** WORK INSTRUCTIONS **
Among the records below, determine how many lines have the word "Compress" in them; output only the number.
=== MATERIAL SUPPLIED ===
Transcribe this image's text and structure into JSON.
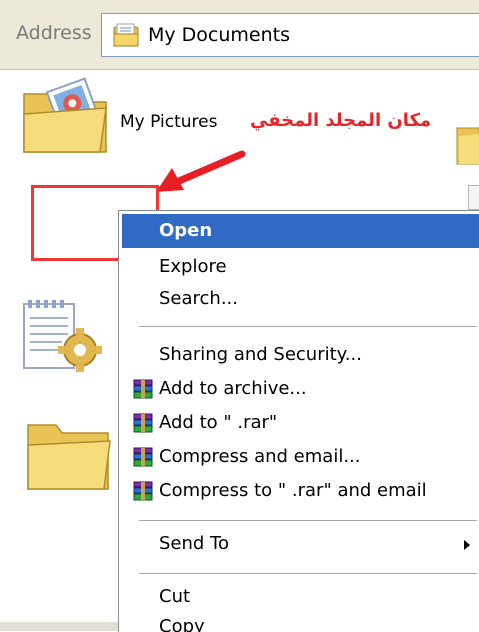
{
  "address_bar": {
    "label": "Address",
    "location": "My Documents",
    "location_icon": "my-documents-folder-icon"
  },
  "desktop": {
    "items": [
      {
        "label": "My Pictures",
        "icon": "my-pictures-folder-icon"
      },
      {
        "label": "",
        "icon": "folder-icon"
      },
      {
        "label": "",
        "icon": "notepad-settings-icon"
      },
      {
        "label": "",
        "icon": "folder-icon"
      }
    ]
  },
  "annotation": {
    "text": "مكان المجلد المخفي",
    "color": "#e4262a"
  },
  "context_menu": {
    "highlight_color": "#316ac5",
    "items": [
      {
        "label": "Open",
        "highlighted": true
      },
      {
        "label": "Explore"
      },
      {
        "label": "Search..."
      },
      {
        "label": "Sharing and Security..."
      },
      {
        "label": "Add to archive...",
        "icon": "winrar-icon"
      },
      {
        "label": "Add to \" .rar\"",
        "icon": "winrar-icon"
      },
      {
        "label": "Compress and email...",
        "icon": "winrar-icon"
      },
      {
        "label": "Compress to \" .rar\" and email",
        "icon": "winrar-icon"
      },
      {
        "label": "Send To",
        "submenu": true
      },
      {
        "label": "Cut"
      },
      {
        "label": "Copy"
      }
    ]
  }
}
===
** ANSWER SECTION **
2